**RECORDS TO PROCESS**
Content starts
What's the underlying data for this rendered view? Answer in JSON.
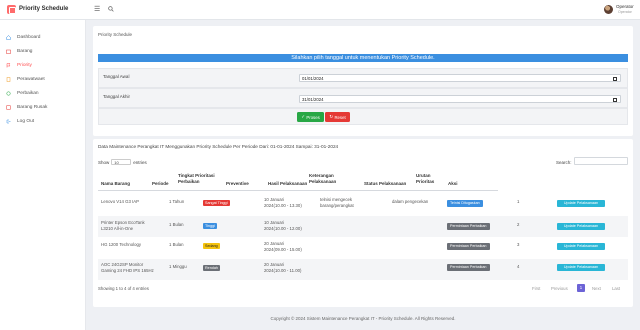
{
  "app": {
    "brand": "Priority Schedule"
  },
  "user": {
    "name": "Operator",
    "role": "Operator"
  },
  "sidebar": {
    "items": [
      {
        "label": "Dashboard",
        "icon": "home-icon",
        "active": false
      },
      {
        "label": "Barang",
        "icon": "box-icon",
        "active": false
      },
      {
        "label": "Priority",
        "icon": "flag-icon",
        "active": true
      },
      {
        "label": "Perawatwaet",
        "icon": "document-icon",
        "active": false
      },
      {
        "label": "Perbaikan",
        "icon": "wrench-icon",
        "active": false
      },
      {
        "label": "Barang Rusak",
        "icon": "alert-icon",
        "active": false
      },
      {
        "label": "Log Out",
        "icon": "logout-icon",
        "active": false
      }
    ]
  },
  "filter": {
    "breadcrumb": "Priority Schedule",
    "info": "Silahkan pilih tanggal untuk menentukan Priority Schedule.",
    "start_label": "Tanggal Awal",
    "start_value": "01/01/2024",
    "end_label": "Tanggal Akhir",
    "end_value": "31/01/2024",
    "proses_label": "Proses",
    "reset_label": "Reset"
  },
  "table": {
    "period_title": "Data Maintenance Perangkat IT Menggunakan Priority Schedule Per Periode Dari: 01-01-2024 Sampai: 31-01-2024",
    "show_label": "Show",
    "entries_value": "10",
    "entries_label": "entries",
    "search_label": "Search:",
    "headers": {
      "nama_barang": "Nama Barang",
      "periode": "Periode",
      "tingkat": "Tingkat Prioritasi Perbaikan",
      "preventive": "Preventive",
      "hasil": "Hasil Pelaksanaan",
      "keterangan": "Keterangan Pelaksanaan",
      "status": "Status Pelaksanaan",
      "urutan": "Urutan Prioritas",
      "aksi": "Aksi"
    },
    "rows": [
      {
        "nama_barang": "Lenovo V14 G3 IAP",
        "periode": "1 Tahun",
        "tingkat": "Sangat Tinggi",
        "tingkat_color": "red",
        "preventive": "",
        "hasil": "10 Januari 2024(10.00 - 13.30)",
        "keterangan": "telnisi mengecek barang/perangkat",
        "status_pelaksanaan": "dalam pengecekan",
        "status_label": "Telnisi Ditugaskan",
        "status_color": "blue",
        "urutan": "1",
        "update_label": "Update Pelaksanaan"
      },
      {
        "nama_barang": "Printer Epson EcoTank L3210 All-in-One",
        "periode": "1 Bulan",
        "tingkat": "Tinggi",
        "tingkat_color": "blue",
        "preventive": "",
        "hasil": "10 Januari 2024(10.00 - 12.00)",
        "keterangan": "",
        "status_pelaksanaan": "",
        "status_label": "Permintaan Perbaikan",
        "status_color": "gray",
        "urutan": "2",
        "update_label": "Update Pelaksanaan"
      },
      {
        "nama_barang": "HG 1200 Technology",
        "periode": "1 Bulan",
        "tingkat": "Sedang",
        "tingkat_color": "yellow",
        "preventive": "",
        "hasil": "20 Januari 2024(09.00 - 15.00)",
        "keterangan": "",
        "status_pelaksanaan": "",
        "status_label": "Permintaan Perbaikan",
        "status_color": "gray",
        "urutan": "3",
        "update_label": "Update Pelaksanaan"
      },
      {
        "nama_barang": "AOC 24G2SP Monitor Gaming 24 FHD IPS 165Hz",
        "periode": "1 Minggu",
        "tingkat": "Rendah",
        "tingkat_color": "gray",
        "preventive": "",
        "hasil": "20 Januari 2024(10.00 - 11.00)",
        "keterangan": "",
        "status_pelaksanaan": "",
        "status_label": "Permintaan Perbaikan",
        "status_color": "gray",
        "urutan": "4",
        "update_label": "Update Pelaksanaan"
      }
    ],
    "showing": "Showing 1 to 4 of 4 entries",
    "pagination": {
      "first": "First",
      "previous": "Previous",
      "current": "1",
      "next": "Next",
      "last": "Last"
    }
  },
  "footer": {
    "text": "Copyright © 2024 Sistem Maintenance Perangkat IT - Priority Schedule. All Rights Reserved."
  },
  "colors": {
    "accent_red": "#ff4d4f",
    "info_blue": "#3b8fe0",
    "success_green": "#28a745",
    "danger_red": "#e53935",
    "update_cyan": "#29b6d6",
    "page_active": "#6c63d6"
  }
}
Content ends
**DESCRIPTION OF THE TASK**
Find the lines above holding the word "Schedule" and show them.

**RESULT FOR THIS EXERCISE**
    "brand": "Priority Schedule"
    "breadcrumb": "Priority Schedule",
    "info": "Silahkan pilih tanggal untuk menentukan Priority Schedule.",
    "period_title": "Data Maintenance Perangkat IT Menggunakan Priority Schedule Per Periode Dari: 01-01-2024 Sampai: 31-01-2024",
    "text": "Copyright © 2024 Sistem Maintenance Perangkat IT - Priority Schedule. All Rights Reserved."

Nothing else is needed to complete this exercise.